Distribution: So far only known from around a single small lake on the southern side of Mt Saruwaged. Further collecting may find it in other permanent tarns on the Saruwaged and Bangeta massifs.

Specimens examined

Morobe: Mt Saruwaged, Croft 1300, 1301, Hoogland 9846

Isoetes habbemensis Alston

Rootstock ( 2 - ) 3 ( -4) - lobed, leaves to c. 15 (-30) cm long, 2 - 3 mm wide at the middle, with a wide base broadly dilated to c. 10 mm wide, broadly attached over 15mm to the rootstock, pale yellow to white basally grading to dark green apically, the basal part winged, flat to slightly concave or convex adaxially, rounded abaxially, the distal half +/- terete, apex acute; stomata absent; ligule broadly deltoid, 1 - 1.5 mm wide. Sporangia elliptic, oblong or ovate, to 10 x 4 mm, cream to pale brown, velum absent, megaspores white, c. 0.5 mm diameter, the surface irregularly low-wrinkled and warty, less so on the proximal surfaces; microsporangia sparsely dark punctate, microspores minute, brown when dry.

Distribution: The western half of the Central cordillera from Mt Wilhelmina (Mandala) in Irian Jaya, to the Snow Mountains and Mts Scorpion and Auriga of the Star Mountains in Papua New Guinea, 3200 - 3300 m altitude.

Specimens examined

Irian Jaya: Lake Habbema, Brass 9440 (Type), 9441
West Sepik: Star Mts, Mt Scorpion, Croft 56, Croft & Lelean in LAE 65873, Veldkamp 6548

Isoetes neoguineensis Bak.

Synonym: Isoetes neoguineensis Bak. var. rheophila Croft

Rootstock 3 - 4 ( - 5)-lobed, leaves to c. 10 - 20 (-35) cm long, 1 - 2 mm wide at the middle, with a wide base broadly dilated to 10-15 mm wide, broadly attached over 15 mm to the rootstock, pale yellow to white basally grading to dark green apically, the basal part winged, flat to slightly concave or convex adaxially, rounded abaxially, the distal half +/- terete, apex acute; stomata absent; ligule broadly deltoid, 1 - 1.5 mm wide. Sporangia elliptic, oblong or ovate, to 3 - 6 x 6 - 11 mm, cream to pale brown, velum absent, megaspores white, c. 0.5 mm diameter, the surface irregularly reticulate or honeycombed, highly pronounced with very uneven relief, the proximal surfaces appearing warty; microsporangia sparsely dark punctate, microspores minute, brown when dry.

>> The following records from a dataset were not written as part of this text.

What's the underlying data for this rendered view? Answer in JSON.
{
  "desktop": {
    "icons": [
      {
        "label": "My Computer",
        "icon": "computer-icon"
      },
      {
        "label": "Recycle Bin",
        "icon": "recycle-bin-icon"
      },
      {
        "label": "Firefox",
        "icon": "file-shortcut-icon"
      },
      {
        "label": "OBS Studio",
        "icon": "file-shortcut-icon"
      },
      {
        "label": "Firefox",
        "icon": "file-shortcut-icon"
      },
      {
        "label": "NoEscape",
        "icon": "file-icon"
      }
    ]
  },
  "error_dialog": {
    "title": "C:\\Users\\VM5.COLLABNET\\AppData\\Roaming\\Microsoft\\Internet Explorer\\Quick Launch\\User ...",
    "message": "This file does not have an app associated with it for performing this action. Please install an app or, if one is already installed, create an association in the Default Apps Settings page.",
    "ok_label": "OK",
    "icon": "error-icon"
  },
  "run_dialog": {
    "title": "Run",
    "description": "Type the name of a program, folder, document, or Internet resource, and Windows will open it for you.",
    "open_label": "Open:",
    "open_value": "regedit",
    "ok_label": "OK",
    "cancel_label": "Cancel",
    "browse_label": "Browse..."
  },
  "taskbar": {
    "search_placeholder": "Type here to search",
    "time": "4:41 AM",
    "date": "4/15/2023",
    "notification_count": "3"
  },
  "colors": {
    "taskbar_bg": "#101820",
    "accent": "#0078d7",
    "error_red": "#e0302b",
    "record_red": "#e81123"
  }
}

Distribution: Scattered on the major peaks the full length of the Wharton Range of the Owen stanley ranges of eastern New Guinea, from Mt Strong to Mt Victoria, 2800 - 4000 m altitude.

Notes: When originally collected, the specimens from a flowing river on the Neon Basin, Mt Albert Edward, were of such a vastly different form to any other specimens of the genus in Papuasia that they were assigned to a separate variety, var. rheophila. Subsequent collections (Croft in press) have revealed intermediates between the two extremes so the variety can no longer be maintained, a decision foreshadowed by Marsden (1979).

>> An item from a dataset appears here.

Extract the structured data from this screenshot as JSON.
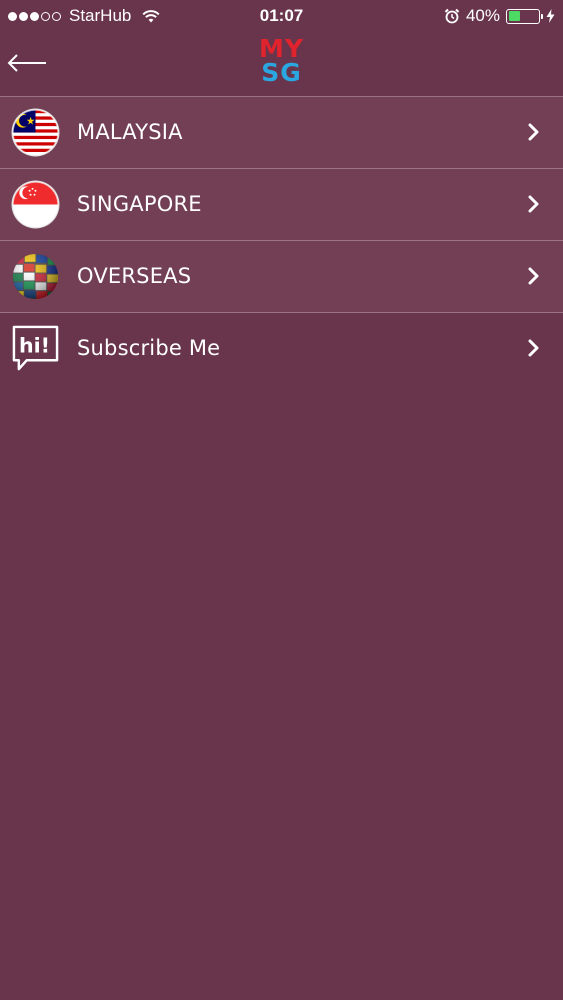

Specimens examined

Central: Mt Strong, Coode & Stevens in NGF 46201, 46254; Stevens & Coode in LAE 51360; Mt Dickson, Hartley TGH 13001; Mt Albert Edward, Craven 2717, Croft 1412, 1413, 1414, 1451, Croft & Lelean in LAE 61483, Kanai 753570, Kores in WEI 1569; Neon Basis, Mt Albert Edward Croft in LAE 62486, 61486, 61531, Croft & Marsh 1450; Mt Scratchley, Giulianetti s.n. (Type), Coode & Stevens in NGF 46337; Mt Victoria, Craven 3069, Craven 3070, Croft in LAE 61775

Isoetes stevensii Croft

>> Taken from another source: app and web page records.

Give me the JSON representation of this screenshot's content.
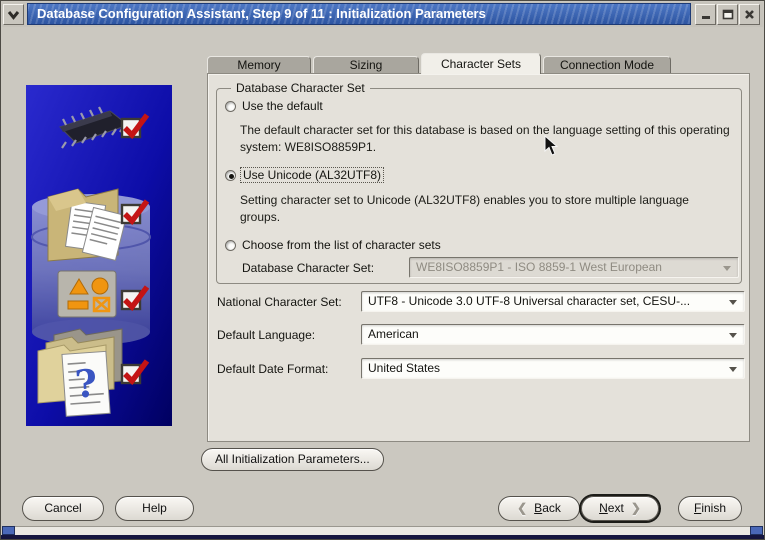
{
  "window": {
    "title": "Database Configuration Assistant, Step 9 of 11 : Initialization Parameters",
    "controls": [
      "window-menu",
      "minimize",
      "maximize",
      "close"
    ]
  },
  "sidebar": {
    "icons": [
      "memory-chip",
      "database-documents",
      "storage-shapes",
      "help-folders"
    ],
    "completed_steps": 4,
    "check_color": "#c41414",
    "background_color": "#0000a0"
  },
  "tabs": [
    {
      "label": "Memory"
    },
    {
      "label": "Sizing"
    },
    {
      "label": "Character Sets",
      "active": true
    },
    {
      "label": "Connection Mode"
    }
  ],
  "charset_panel": {
    "group_title": "Database Character Set",
    "use_default": {
      "label": "Use the default",
      "selected": false,
      "description": "The default character set for this database is based on the language setting of this operating system: WE8ISO8859P1."
    },
    "use_unicode": {
      "label": "Use Unicode (AL32UTF8)",
      "selected": true,
      "description": "Setting character set to Unicode (AL32UTF8) enables you to store multiple language groups."
    },
    "choose_list": {
      "label": "Choose from the list of character sets",
      "selected": false
    },
    "db_charset": {
      "label": "Database Character Set:",
      "value": "WE8ISO8859P1 - ISO 8859-1 West European",
      "disabled": true
    },
    "national_charset": {
      "label": "National Character Set:",
      "value": "UTF8 - Unicode 3.0 UTF-8 Universal character set, CESU-..."
    },
    "default_language": {
      "label": "Default Language:",
      "value": "American"
    },
    "default_date_format": {
      "label": "Default Date Format:",
      "value": "United States"
    },
    "all_params_button": "All Initialization Parameters..."
  },
  "footer": {
    "cancel": "Cancel",
    "help": "Help",
    "back": {
      "mnemonic": "B",
      "rest": "ack",
      "icon": "❮"
    },
    "next": {
      "mnemonic": "N",
      "rest": "ext",
      "icon": "❯"
    },
    "finish": {
      "mnemonic": "F",
      "rest": "inish"
    }
  }
}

Rootstock (2 - ) 3 ( - 4)-lobed, leaves to c. 10 (-20) cm long, 2 - 3 mm wide at the middle, with a wide base broadly dilated to c. 10 mm wide, broadly attached over 10 mm to the rootstock, pale yellow to white basally grading to dark green apically, the basal part winged, flat to slightly concave or convex adaxially, rounded abaxially, the distal half terete, apex acute; stomata absent; ligule broadly deltoid, 1 - 1.5 mm wide. Sporangia elliptic, oblong or ovate, to 6 x 4 mm, cream to pale brown, velum absent ,megaspores pale grey to white when dry, c. 0.5 mm diameter, the surface regularly low reticulate and honeycomb-like, less so on the proximal surfaces; microsporangia sparsely dark punctate, microspores minute, brown when dry.

Distribution: Restricted to the high alpine areas of Mt Giluwe, 3400 - 3600 m altitude.

Specimens examined

Southern Highlands: Mt Giluwe, Coode et al. In NGF 40229, Croft & Marsh 708, Pullen 2883, van Royen 11264, Schodde 1915, 1843, 1843a, Stevens & Foreman in LAE 52251 (Type), Wade & Mc Vean in ANU 7756